The word ‘slow’ has had some negative connotations as meaning ‘backward’ or lacking in intelligence. However, the ‘slow philosophy’ is currently growing in popularity among people who want to enjoy life more and take care of their health and relationships.
The Slow Movement encourages people to slow down with the intention of getting a better work/life balance. Part of the philosophy is to place more value on experiences and people and to emphasise quality over quantity in all aspects of living. There is the Slow Cities movement which encourages people to walk around the city or use public transport. There are plenty of park benches where people can sit and think or chat. Food outlets are encouraged to use local produce.
There is Slow Food, a reaction against all the fast food outlets. The philosophy is to take pride and pleasure in preparing and eating food using good quality ingredients. Slow is an Australian magazine which features people who have made a sea change, tree change or are in the process of ‘downshifting’. It also runs articles on places where there is a slower pace of life. People sending in comments are encouraged to use snail mail rather than email, in keeping with the magazine’s philosophy.
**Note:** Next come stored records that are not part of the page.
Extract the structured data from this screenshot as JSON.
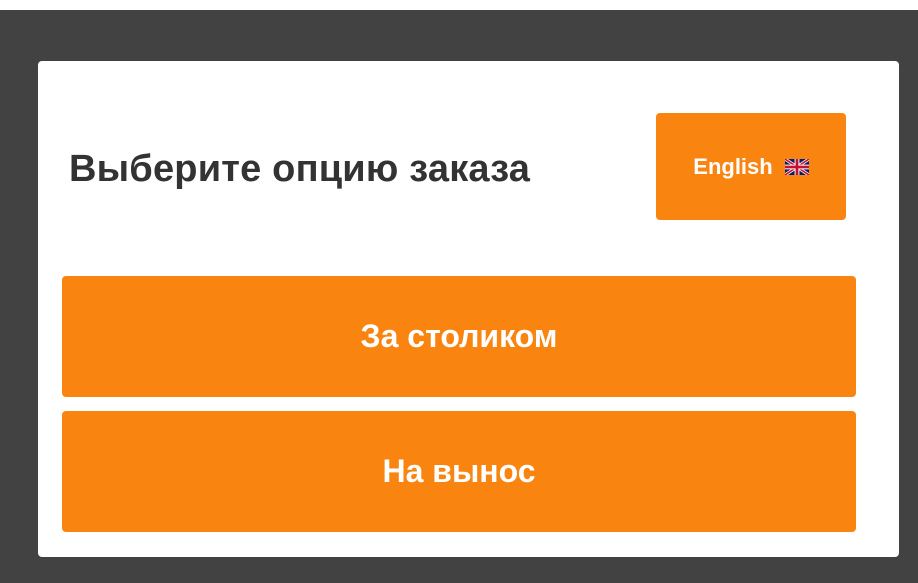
{
  "dialog": {
    "title": "Выберите опцию заказа",
    "language_button": {
      "label": "English",
      "icon": "uk-flag-icon"
    },
    "options": [
      {
        "label": "За столиком"
      },
      {
        "label": "На вынос"
      }
    ]
  },
  "colors": {
    "accent": "#f98510",
    "backdrop": "#424242",
    "title_text": "#333333",
    "button_text": "#ffffff",
    "modal_bg": "#ffffff"
  }
}
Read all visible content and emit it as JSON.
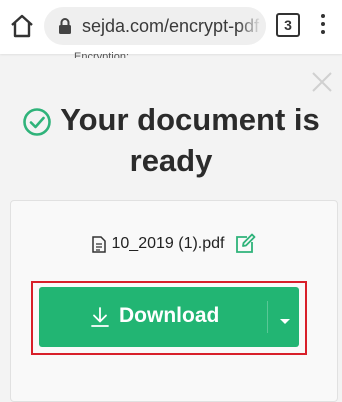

Recently I read a quote from the Woman’s Home Companion about the need to slow down and simplify life, ‘Year by year the complexities of this spinning world grow more bewildering and so each year we need all the more to seek peace and comfort in the joyful simplicities.’ I was very surprised when I saw this was written in December 1935. Yes, way back in1935. I thought the desire to slow down and simplify was a more recent phenomenon. I thought life was rather simple back in the 1930s when many people didn’t have a car or a telephone. There were certainly no computers, internet, television, DVD players and no mobile phones.
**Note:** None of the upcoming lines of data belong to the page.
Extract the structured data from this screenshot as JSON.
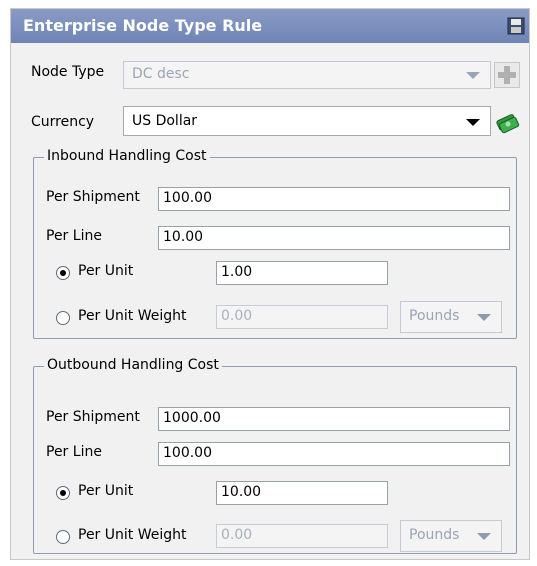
{
  "title": "Enterprise Node Type Rule",
  "node_type": {
    "label": "Node Type",
    "value": "DC desc"
  },
  "currency": {
    "label": "Currency",
    "value": "US Dollar"
  },
  "inbound": {
    "legend": "Inbound Handling Cost",
    "per_shipment_label": "Per Shipment",
    "per_shipment_value": "100.00",
    "per_line_label": "Per Line",
    "per_line_value": "10.00",
    "per_unit_label": "Per Unit",
    "per_unit_value": "1.00",
    "per_unit_weight_label": "Per Unit Weight",
    "per_unit_weight_value": "0.00",
    "weight_unit": "Pounds"
  },
  "outbound": {
    "legend": "Outbound Handling Cost",
    "per_shipment_label": "Per Shipment",
    "per_shipment_value": "1000.00",
    "per_line_label": "Per Line",
    "per_line_value": "100.00",
    "per_unit_label": "Per Unit",
    "per_unit_value": "10.00",
    "per_unit_weight_label": "Per Unit Weight",
    "per_unit_weight_value": "0.00",
    "weight_unit": "Pounds"
  },
  "colors": {
    "titlebar": "#7a8dbd",
    "panel": "#f1f1f1",
    "group_border": "#8e9db3"
  }
}
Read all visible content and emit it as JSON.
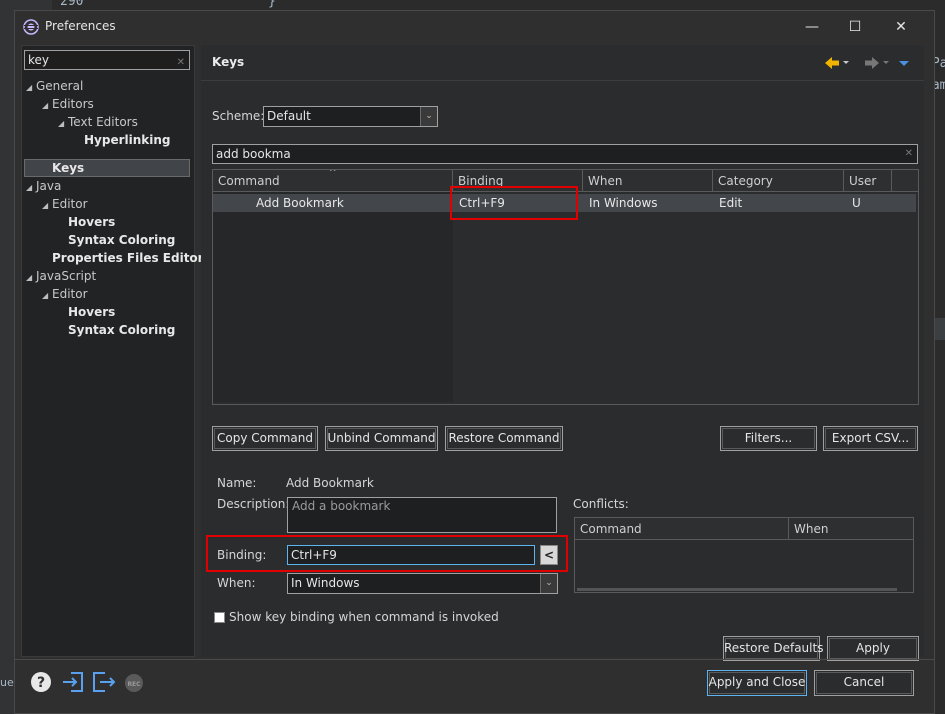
{
  "background": {
    "line_number": "290",
    "line_text": "}",
    "right_text_1": "tPa",
    "right_text_2": "Sam",
    "left_edge_text": "ues"
  },
  "window": {
    "title": "Preferences",
    "minimize": "—",
    "maximize": "☐",
    "close": "✕"
  },
  "filter": {
    "value": "key"
  },
  "tree": [
    {
      "label": "General",
      "arrow": "◢",
      "bold": false
    },
    {
      "label": "Editors",
      "arrow": "◢",
      "bold": false
    },
    {
      "label": "Text Editors",
      "arrow": "◢",
      "bold": false
    },
    {
      "label": "Hyperlinking",
      "arrow": "",
      "bold": true
    },
    {
      "label": "Keys",
      "arrow": "",
      "bold": true
    },
    {
      "label": "Java",
      "arrow": "◢",
      "bold": false
    },
    {
      "label": "Editor",
      "arrow": "◢",
      "bold": false
    },
    {
      "label": "Hovers",
      "arrow": "",
      "bold": true
    },
    {
      "label": "Syntax Coloring",
      "arrow": "",
      "bold": true
    },
    {
      "label": "Properties Files Editor",
      "arrow": "",
      "bold": true
    },
    {
      "label": "JavaScript",
      "arrow": "◢",
      "bold": false
    },
    {
      "label": "Editor",
      "arrow": "◢",
      "bold": false
    },
    {
      "label": "Hovers",
      "arrow": "",
      "bold": true
    },
    {
      "label": "Syntax Coloring",
      "arrow": "",
      "bold": true
    }
  ],
  "page": {
    "title": "Keys",
    "scheme_label": "Scheme:",
    "scheme_value": "Default",
    "search_value": "add bookma"
  },
  "table": {
    "headers": [
      "Command",
      "Binding",
      "When",
      "Category",
      "User"
    ],
    "rows": [
      {
        "command": "Add Bookmark",
        "binding": "Ctrl+F9",
        "when": "In Windows",
        "category": "Edit",
        "user": "U"
      }
    ]
  },
  "buttons": {
    "copy_command": "Copy Command",
    "unbind_command": "Unbind Command",
    "restore_command": "Restore Command",
    "filters": "Filters...",
    "export_csv": "Export CSV...",
    "restore_defaults": "Restore Defaults",
    "apply": "Apply",
    "apply_and_close": "Apply and Close",
    "cancel": "Cancel"
  },
  "details": {
    "name_label": "Name:",
    "name_value": "Add Bookmark",
    "description_label": "Description:",
    "description_value": "Add a bookmark",
    "binding_label": "Binding:",
    "binding_value": "Ctrl+F9",
    "binding_menu": "<",
    "when_label": "When:",
    "when_value": "In Windows",
    "conflicts_label": "Conflicts:",
    "conflicts_headers": [
      "Command",
      "When"
    ],
    "checkbox_label": "Show key binding when command is invoked"
  },
  "colors": {
    "highlight_red": "#e00000",
    "nav_arrow": "#e0a000",
    "bottom_icons": "#4a90e2"
  }
}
In 1966 Simon and Garfunkel released the song, 59th Street Bridge Song. The lines, ‘Slow down, you move too fast, You got to make the morning last,’ are certainly true these days. It is so easy to be constantly on the go causing us to miss out on many wonderful everyday experiences. The more we try to pack into our lives the faster we have to move to get it all done and the less we actually feel. We are stressed and tired so we don’t feel the breeze on our face or the sun on our back. We may not have the time to get outside and may not even be sitting near an open window. When we eat we may be reading the paper or watching television so we aren’t conscious of the flavours, texture or the temperature of the food we are eating.
In the movie Ferris Bueller’s Day Out, the main character makes the profound statement, ‘‘Life moves pretty fast. If you don’t stop and look around once in a while, you could miss it.’ What are we missing in life every day?
A survey found 31% of men and 39% of women feel rushed. It was noted women tend to feel rushed even if they have some spare time. These days there seems to be an expectancy you will be busy and feeling stressed and that if you aren’t you must be a ‘slacker’. Feeling rushed and pressured all the time isn’t good for the human body and mind. It increases the amount of stress hormones and this makes us more susceptible to heart disease and other illnesses. It also drains our energy so we feel tired all the time but we may have sleeping problems because we are so wound up.
What can we do to slow down and make the morning last? Here are a few ideas:
Go for a walk. Leave the mobile at home and spend some time thinking about what is really important to you. What can you stop doing so you aren’t rushing all the time?
Instead of writing a ‘to do’ list, compile a ‘must do’ list. Think carefully and only write down those things that really need to be done. If someone else in your household/work environment insists something you have left off that list needs to be done, delegate the task to them.
Every hour take a few minutes out to close your eyes, stretch and take some slow, deep breaths. Then open your eyes and really look around at the things you take for granted.
When you start to feel frustrated because you are stuck in traffic or have to wait somewhere, take a few deep breaths. Ask yourself if it will matter in a week that you have been delayed. Perhaps you can change your thinking to look at this time as a chance to have a short rest.
Make a point of enjoying the moment. Don’t wait until you are away on holidays to take notice of things around you. Listen to the birds and really listen to what people are saying to you. Notice the different shades of green in the garden. Really look at the clouds. Can you see shapes in them?
There is always more that we could be doing. However, doing more, having more and moving faster doesn’t make our lives better. As Gandhi said, ‘There is more to life than increasing its speed.’
Thanks for your feedback. I am glad you liked the article. A few years back I found I was rushing all the time and didn't get enough sleep. I think I have a more balanced life now. However I have to keep working on it so I don't fall into the trap of taking on too much.